New Zealand children who spend more time in parks and surrounded by nature are less likely to develop asthma, a study has found.
The Massey University research followed nearly 50,000 children who were born in 1998 until they were 18, using satellite images and land-use data to assess how much they were likely to have been exposed to the natural environment.
Study lead Jeroen Douwes said children living in areas with more green space were less likely to be asthmatic, with rates even lower for those exposed to native plants.
"If you increase that exposure by living close to parks and so on then you may exceed that threshold level and reduce the risk of allergies and asthma," he said.
About 15 percent of children have asthma and it causes 163 hospitalisations per 100,000 people.
The study did not measure geographical differences but Professor Douwes said there was a pronounced difference in urban spaces.

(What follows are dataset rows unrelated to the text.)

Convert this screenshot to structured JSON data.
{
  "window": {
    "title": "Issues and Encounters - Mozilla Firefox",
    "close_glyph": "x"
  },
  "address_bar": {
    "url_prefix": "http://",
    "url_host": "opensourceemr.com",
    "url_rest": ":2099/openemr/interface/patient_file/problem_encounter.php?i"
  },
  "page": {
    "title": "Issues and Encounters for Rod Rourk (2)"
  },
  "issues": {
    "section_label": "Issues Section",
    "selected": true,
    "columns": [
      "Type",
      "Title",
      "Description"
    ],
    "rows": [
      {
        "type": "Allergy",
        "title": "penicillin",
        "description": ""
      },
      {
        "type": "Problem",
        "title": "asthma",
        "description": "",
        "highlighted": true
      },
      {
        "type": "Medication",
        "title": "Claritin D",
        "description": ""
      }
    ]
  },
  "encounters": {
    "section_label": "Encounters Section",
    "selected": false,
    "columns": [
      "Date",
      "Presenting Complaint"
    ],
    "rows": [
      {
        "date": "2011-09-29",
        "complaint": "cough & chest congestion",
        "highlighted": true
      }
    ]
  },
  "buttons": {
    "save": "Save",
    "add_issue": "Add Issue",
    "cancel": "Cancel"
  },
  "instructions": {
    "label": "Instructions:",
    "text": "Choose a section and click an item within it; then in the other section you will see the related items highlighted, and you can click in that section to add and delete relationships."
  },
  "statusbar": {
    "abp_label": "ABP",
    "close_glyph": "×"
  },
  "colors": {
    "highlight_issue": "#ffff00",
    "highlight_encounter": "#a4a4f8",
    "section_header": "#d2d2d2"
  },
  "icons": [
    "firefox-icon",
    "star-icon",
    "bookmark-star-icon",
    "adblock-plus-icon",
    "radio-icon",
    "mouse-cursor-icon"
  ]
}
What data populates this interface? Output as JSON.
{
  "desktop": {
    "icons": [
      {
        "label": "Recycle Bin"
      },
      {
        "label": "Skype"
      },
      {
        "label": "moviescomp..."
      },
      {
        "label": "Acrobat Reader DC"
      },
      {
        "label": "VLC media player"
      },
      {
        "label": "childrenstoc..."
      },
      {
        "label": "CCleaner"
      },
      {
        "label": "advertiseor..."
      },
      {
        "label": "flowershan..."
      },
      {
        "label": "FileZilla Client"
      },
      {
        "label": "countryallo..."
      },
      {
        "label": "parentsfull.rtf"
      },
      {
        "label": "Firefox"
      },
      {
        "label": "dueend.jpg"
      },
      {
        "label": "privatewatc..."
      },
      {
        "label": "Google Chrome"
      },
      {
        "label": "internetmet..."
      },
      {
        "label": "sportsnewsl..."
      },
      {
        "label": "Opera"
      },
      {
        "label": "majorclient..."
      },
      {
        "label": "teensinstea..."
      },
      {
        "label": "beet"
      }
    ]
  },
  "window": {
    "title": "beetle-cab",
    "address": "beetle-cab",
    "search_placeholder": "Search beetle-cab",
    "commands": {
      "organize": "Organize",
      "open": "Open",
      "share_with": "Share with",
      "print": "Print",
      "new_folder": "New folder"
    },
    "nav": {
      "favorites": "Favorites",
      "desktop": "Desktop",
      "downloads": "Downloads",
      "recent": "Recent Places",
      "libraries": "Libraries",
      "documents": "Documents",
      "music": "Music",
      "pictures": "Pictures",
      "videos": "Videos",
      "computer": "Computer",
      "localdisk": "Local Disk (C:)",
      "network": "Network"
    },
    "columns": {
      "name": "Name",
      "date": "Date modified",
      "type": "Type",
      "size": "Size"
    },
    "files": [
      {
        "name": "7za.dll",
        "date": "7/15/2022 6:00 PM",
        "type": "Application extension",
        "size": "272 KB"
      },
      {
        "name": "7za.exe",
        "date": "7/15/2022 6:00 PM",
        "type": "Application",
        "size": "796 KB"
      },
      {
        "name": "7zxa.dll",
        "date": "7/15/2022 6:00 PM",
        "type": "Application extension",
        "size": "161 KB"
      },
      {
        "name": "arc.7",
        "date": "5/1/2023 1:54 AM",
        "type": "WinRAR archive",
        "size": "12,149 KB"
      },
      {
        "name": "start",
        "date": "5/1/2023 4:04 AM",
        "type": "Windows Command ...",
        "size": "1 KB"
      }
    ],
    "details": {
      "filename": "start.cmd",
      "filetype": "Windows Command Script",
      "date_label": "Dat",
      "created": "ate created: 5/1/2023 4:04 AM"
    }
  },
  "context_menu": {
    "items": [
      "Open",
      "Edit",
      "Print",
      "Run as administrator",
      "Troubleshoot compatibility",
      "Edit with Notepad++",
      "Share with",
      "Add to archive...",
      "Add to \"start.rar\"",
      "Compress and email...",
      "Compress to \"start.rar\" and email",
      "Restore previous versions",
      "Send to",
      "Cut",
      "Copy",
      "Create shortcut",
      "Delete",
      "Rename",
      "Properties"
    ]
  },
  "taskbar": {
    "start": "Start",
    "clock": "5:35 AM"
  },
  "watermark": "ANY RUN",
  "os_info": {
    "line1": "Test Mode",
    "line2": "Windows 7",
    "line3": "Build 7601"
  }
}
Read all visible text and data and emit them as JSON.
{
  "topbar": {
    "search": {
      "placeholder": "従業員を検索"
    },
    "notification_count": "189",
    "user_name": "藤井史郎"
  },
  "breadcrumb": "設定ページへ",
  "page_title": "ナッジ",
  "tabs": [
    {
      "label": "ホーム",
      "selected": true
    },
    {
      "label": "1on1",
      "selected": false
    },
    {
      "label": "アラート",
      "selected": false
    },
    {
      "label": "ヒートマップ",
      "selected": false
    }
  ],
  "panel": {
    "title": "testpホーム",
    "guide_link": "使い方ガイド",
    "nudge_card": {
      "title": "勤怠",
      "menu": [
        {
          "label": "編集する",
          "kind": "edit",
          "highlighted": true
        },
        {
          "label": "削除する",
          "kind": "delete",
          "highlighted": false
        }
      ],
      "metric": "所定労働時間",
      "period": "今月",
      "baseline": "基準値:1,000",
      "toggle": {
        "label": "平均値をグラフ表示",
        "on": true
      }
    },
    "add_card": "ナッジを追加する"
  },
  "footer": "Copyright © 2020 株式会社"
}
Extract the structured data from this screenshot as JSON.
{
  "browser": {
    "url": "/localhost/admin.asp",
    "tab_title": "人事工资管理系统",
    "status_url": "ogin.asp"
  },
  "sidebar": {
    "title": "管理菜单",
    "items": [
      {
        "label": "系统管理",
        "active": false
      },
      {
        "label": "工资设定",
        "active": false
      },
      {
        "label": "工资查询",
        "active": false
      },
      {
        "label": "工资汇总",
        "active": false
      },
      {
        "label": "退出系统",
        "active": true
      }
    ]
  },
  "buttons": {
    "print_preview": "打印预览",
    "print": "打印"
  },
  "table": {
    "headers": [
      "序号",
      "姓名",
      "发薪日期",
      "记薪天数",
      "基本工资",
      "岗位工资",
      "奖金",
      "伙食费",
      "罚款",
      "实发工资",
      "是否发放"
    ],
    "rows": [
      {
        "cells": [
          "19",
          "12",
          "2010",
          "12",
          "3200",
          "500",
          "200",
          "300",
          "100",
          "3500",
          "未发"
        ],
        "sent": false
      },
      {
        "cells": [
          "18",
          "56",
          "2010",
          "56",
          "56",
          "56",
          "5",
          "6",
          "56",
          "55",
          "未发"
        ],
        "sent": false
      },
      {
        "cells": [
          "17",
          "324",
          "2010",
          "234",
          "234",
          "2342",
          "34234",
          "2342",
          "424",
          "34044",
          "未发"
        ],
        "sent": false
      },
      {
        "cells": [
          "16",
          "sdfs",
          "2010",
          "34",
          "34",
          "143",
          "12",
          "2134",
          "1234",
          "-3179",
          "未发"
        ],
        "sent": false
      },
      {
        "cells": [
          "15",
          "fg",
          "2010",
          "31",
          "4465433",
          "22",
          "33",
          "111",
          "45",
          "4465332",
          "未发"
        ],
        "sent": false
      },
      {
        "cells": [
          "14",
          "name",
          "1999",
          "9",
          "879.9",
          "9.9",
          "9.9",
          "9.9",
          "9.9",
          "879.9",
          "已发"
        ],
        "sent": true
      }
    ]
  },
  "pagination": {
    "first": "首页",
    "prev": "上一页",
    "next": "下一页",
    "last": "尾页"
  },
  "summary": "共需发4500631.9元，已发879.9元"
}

He said not all green spaces had the same effect however, with some plants increasing children's asthma risk.
"The strongest protective effects were found for native green space, whereas we found that living close to areas where there was a lot of gorse or a lot of pine trees, that are exotic to New Zealand, those are actually risk factors."
He said that may be because those types of vegetation had low levels of biodiversity around them.
It did not have to be dense bush to help reduce the risk of asthma.
"We don't necessarily all have to move out of the urban areas ... if we create sufficient green space within existing urban areas that may be sufficient to reduce that risk.
The study was not able to determine whether exposure early or later in childhood was best in protecting against asthma.
Prof Douwes said green space exposure also helped increase microbial exposure and gut health, promoting immunities.
"Our finding that antibiotics, which are known to reduce gut microbial diversity, increase the risk of asthma, points towards the same underlying mechanism.
"Reduced stress and increased physical activity, associated with living close to green space, may be another reason for the observed protective effects."